#### EXERCISE PROMPT
Give only the number of lines in the data that include the string "Axes".

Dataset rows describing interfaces
━━━━

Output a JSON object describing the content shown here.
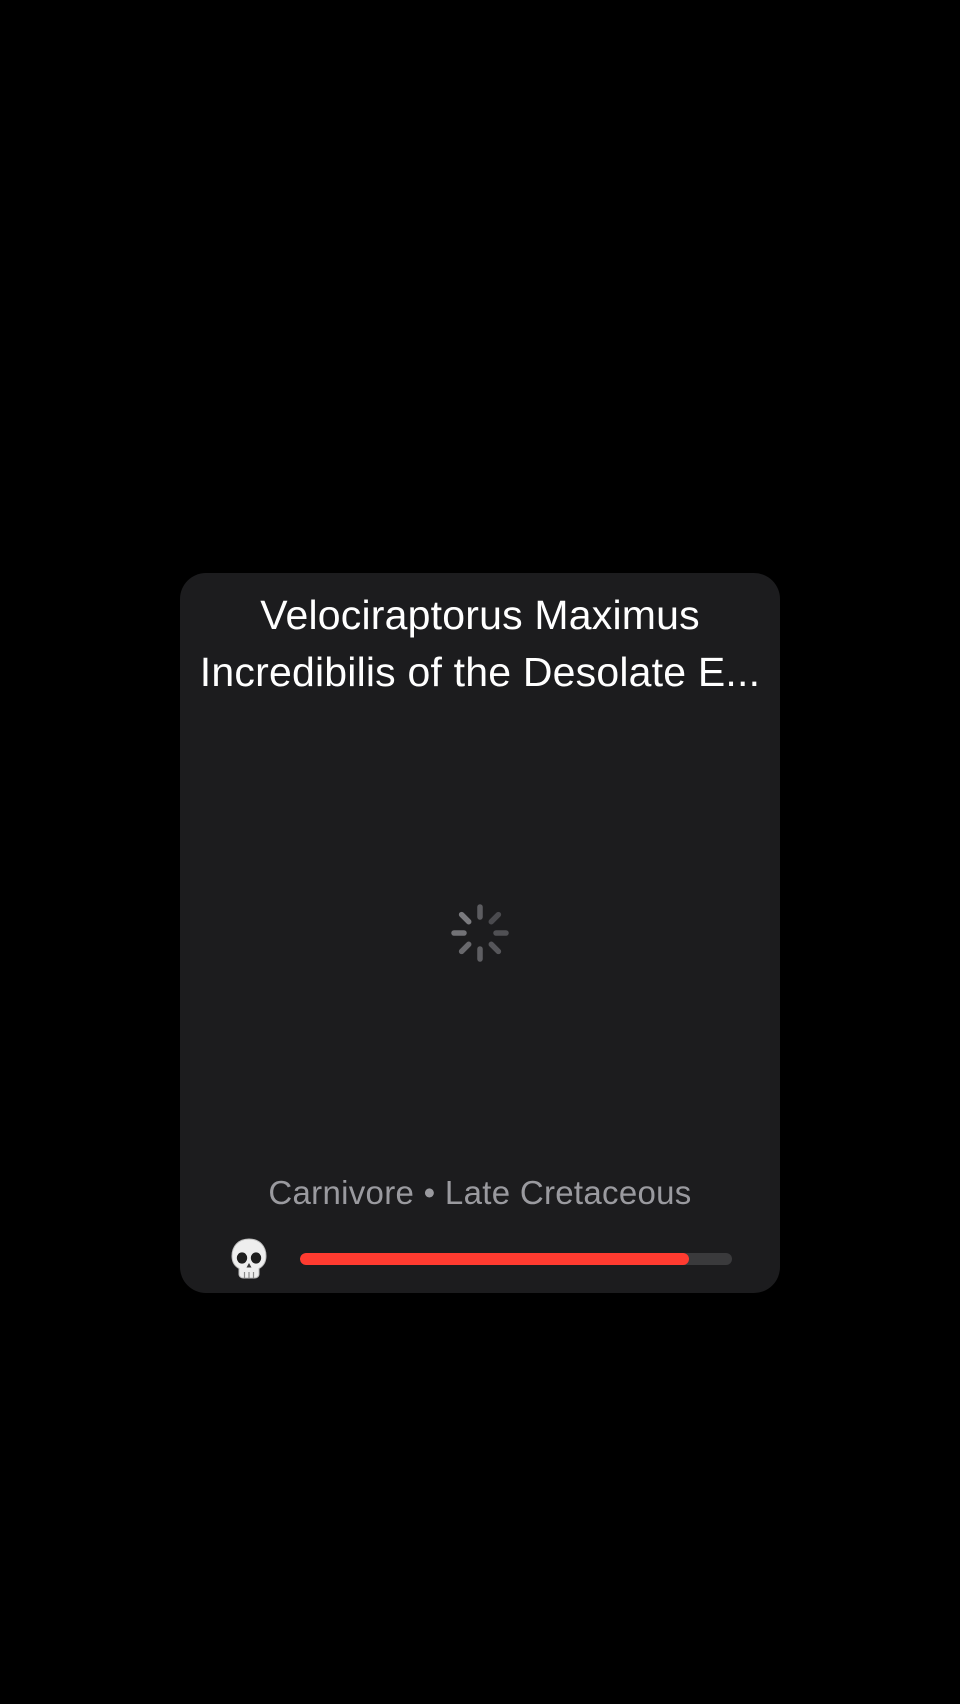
{
  "card": {
    "title_line1": "Velociraptorus Maximus",
    "title_line2": "Incredibilis of the Desolate E...",
    "subtitle": "Carnivore • Late Cretaceous",
    "loading_indicator": "spinner-icon",
    "danger": {
      "icon": "skull-icon",
      "level": 0.9,
      "fill_color": "#ff3b30",
      "track_color": "#3a3a3c"
    }
  }
}
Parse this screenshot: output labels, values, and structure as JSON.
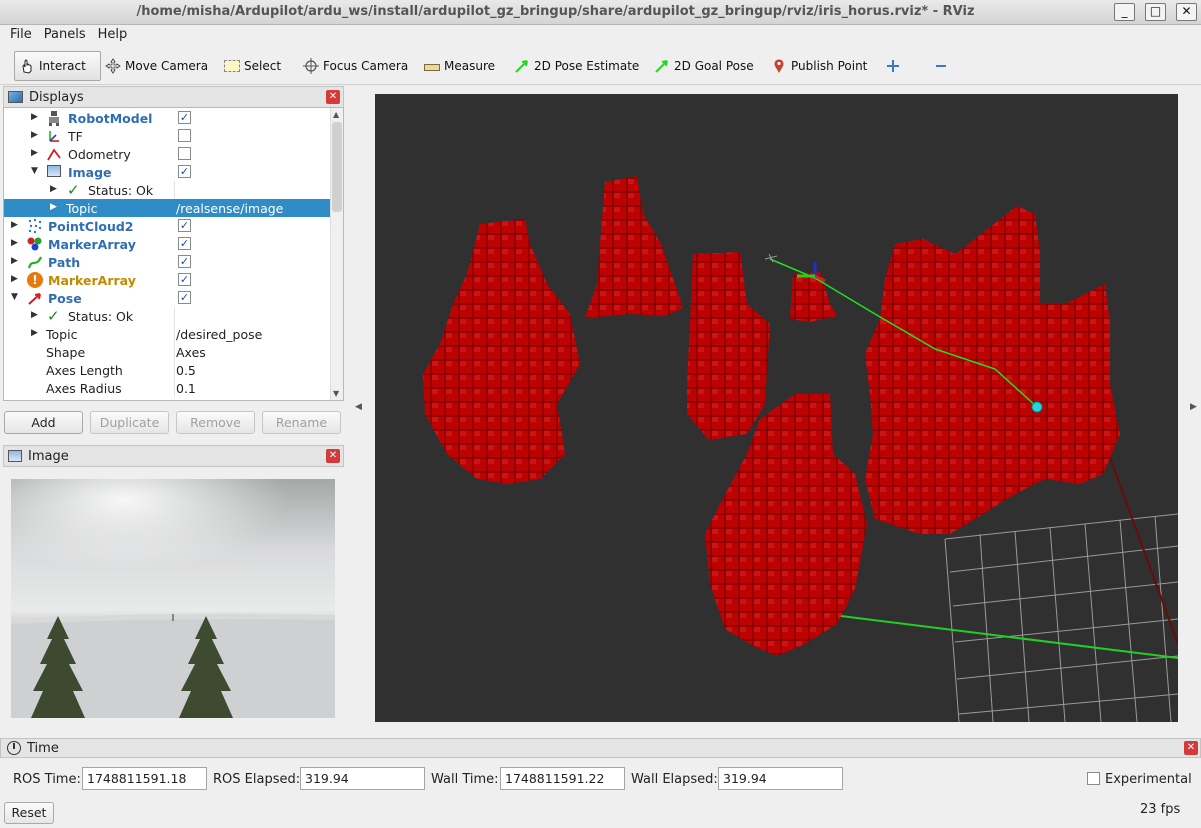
{
  "window": {
    "title": "/home/misha/Ardupilot/ardu_ws/install/ardupilot_gz_bringup/share/ardupilot_gz_bringup/rviz/iris_horus.rviz* - RViz",
    "controls": [
      "_",
      "□",
      "✕"
    ]
  },
  "menu": [
    "File",
    "Panels",
    "Help"
  ],
  "toolbar": {
    "interact": "Interact",
    "move_camera": "Move Camera",
    "select": "Select",
    "focus_camera": "Focus Camera",
    "measure": "Measure",
    "pose_estimate": "2D Pose Estimate",
    "goal_pose": "2D Goal Pose",
    "publish_point": "Publish Point"
  },
  "displays": {
    "title": "Displays",
    "rows": [
      {
        "label": "RobotModel",
        "style": "blue",
        "checked": true
      },
      {
        "label": "TF",
        "checked": false
      },
      {
        "label": "Odometry",
        "checked": false
      },
      {
        "label": "Image",
        "style": "blue",
        "checked": true
      },
      {
        "label": "Status: Ok"
      },
      {
        "label": "Topic",
        "value": "/realsense/image",
        "selected": true
      },
      {
        "label": "PointCloud2",
        "style": "blue",
        "checked": true
      },
      {
        "label": "MarkerArray",
        "style": "blue",
        "checked": true
      },
      {
        "label": "Path",
        "style": "blue",
        "checked": true
      },
      {
        "label": "MarkerArray",
        "style": "orange",
        "checked": true
      },
      {
        "label": "Pose",
        "style": "blue",
        "checked": true
      },
      {
        "label": "Status: Ok"
      },
      {
        "label": "Topic",
        "value": "/desired_pose"
      },
      {
        "label": "Shape",
        "value": "Axes"
      },
      {
        "label": "Axes Length",
        "value": "0.5"
      },
      {
        "label": "Axes Radius",
        "value": "0.1"
      }
    ],
    "buttons": {
      "add": "Add",
      "duplicate": "Duplicate",
      "remove": "Remove",
      "rename": "Rename"
    }
  },
  "image_panel": {
    "title": "Image"
  },
  "time_panel": {
    "title": "Time",
    "ros_time_label": "ROS Time:",
    "ros_time": "1748811591.18",
    "ros_elapsed_label": "ROS Elapsed:",
    "ros_elapsed": "319.94",
    "wall_time_label": "Wall Time:",
    "wall_time": "1748811591.22",
    "wall_elapsed_label": "Wall Elapsed:",
    "wall_elapsed": "319.94",
    "experimental": "Experimental",
    "reset": "Reset",
    "fps": "23 fps"
  },
  "colors": {
    "accent": "#308cc6",
    "voxel": "#d40000",
    "viewport_bg": "#303030",
    "path": "#22e022"
  }
}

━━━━

#### EXPECTED ANSWER
3